[Dataset rows describing interfaces]
- - -

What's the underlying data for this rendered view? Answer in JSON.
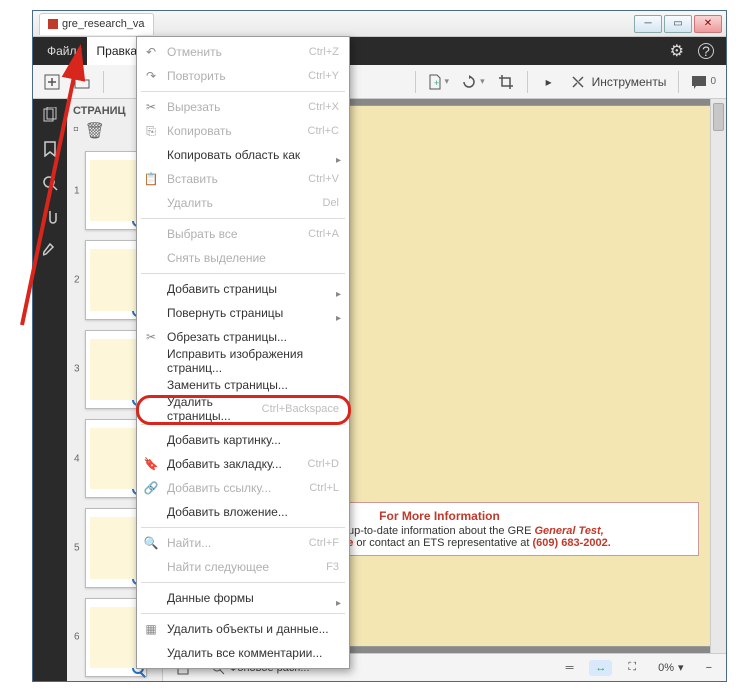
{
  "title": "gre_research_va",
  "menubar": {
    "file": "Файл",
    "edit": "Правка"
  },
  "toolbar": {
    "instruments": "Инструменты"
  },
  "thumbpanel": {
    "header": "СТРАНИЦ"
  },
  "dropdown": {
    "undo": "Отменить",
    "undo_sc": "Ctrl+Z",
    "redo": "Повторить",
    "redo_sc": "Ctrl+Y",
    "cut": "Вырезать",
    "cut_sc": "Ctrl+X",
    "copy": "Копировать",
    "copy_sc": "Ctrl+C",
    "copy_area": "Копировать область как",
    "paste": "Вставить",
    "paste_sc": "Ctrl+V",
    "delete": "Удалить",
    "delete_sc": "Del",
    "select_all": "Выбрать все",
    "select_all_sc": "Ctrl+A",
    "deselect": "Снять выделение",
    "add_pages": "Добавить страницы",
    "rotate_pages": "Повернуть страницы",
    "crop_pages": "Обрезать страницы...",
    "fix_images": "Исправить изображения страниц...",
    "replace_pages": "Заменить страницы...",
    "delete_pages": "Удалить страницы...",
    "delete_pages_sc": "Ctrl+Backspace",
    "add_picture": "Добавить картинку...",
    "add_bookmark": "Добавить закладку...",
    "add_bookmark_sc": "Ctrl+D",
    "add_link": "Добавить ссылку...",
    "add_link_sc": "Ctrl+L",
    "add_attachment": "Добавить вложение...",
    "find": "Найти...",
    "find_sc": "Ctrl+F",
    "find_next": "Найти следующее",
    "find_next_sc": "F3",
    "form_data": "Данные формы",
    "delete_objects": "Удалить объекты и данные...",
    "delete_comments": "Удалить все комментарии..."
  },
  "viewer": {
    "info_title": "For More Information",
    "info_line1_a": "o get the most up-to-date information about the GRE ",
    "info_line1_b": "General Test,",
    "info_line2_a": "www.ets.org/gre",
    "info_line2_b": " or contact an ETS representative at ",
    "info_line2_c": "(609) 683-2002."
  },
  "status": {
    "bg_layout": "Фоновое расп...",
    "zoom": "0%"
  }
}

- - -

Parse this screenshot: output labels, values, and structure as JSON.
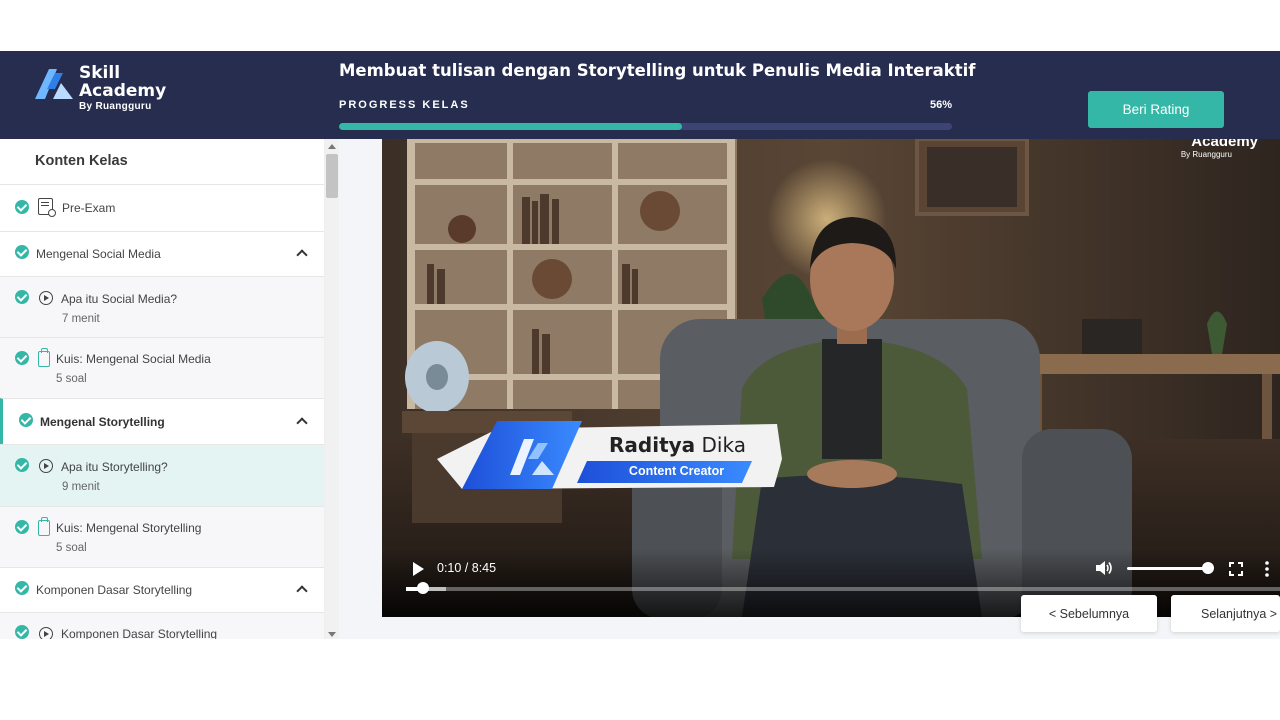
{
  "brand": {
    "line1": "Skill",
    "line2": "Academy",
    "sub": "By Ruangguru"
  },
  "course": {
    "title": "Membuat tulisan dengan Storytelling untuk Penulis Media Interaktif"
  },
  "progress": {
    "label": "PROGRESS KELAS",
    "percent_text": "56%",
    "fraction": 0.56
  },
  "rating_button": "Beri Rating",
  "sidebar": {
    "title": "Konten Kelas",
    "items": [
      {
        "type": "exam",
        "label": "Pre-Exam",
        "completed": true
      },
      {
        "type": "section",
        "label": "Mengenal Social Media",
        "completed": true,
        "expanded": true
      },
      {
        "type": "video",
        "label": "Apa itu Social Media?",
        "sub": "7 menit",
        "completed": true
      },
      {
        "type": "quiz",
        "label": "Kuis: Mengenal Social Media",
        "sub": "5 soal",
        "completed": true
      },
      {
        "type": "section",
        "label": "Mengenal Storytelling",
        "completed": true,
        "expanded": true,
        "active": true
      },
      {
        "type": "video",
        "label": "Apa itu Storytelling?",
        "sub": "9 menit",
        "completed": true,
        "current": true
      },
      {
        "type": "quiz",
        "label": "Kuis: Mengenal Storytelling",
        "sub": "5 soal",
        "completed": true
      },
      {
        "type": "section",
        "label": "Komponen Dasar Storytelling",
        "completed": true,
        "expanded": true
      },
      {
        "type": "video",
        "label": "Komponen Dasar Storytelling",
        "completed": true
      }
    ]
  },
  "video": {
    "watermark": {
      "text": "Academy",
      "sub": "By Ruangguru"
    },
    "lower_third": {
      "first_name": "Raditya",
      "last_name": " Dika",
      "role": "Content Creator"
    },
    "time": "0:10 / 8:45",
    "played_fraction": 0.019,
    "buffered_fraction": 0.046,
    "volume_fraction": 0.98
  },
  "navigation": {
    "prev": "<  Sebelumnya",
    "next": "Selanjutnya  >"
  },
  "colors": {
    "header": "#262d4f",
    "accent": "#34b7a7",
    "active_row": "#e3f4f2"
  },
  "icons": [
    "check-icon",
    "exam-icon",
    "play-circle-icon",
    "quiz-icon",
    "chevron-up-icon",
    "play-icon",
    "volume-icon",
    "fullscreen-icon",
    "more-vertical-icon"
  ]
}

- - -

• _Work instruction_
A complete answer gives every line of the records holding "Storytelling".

• _Your response_
    "title": "Membuat tulisan dengan Storytelling untuk Penulis Media Interaktif"
        "label": "Mengenal Storytelling",
        "label": "Apa itu Storytelling?",
        "label": "Kuis: Mengenal Storytelling",
        "label": "Komponen Dasar Storytelling",
        "label": "Komponen Dasar Storytelling",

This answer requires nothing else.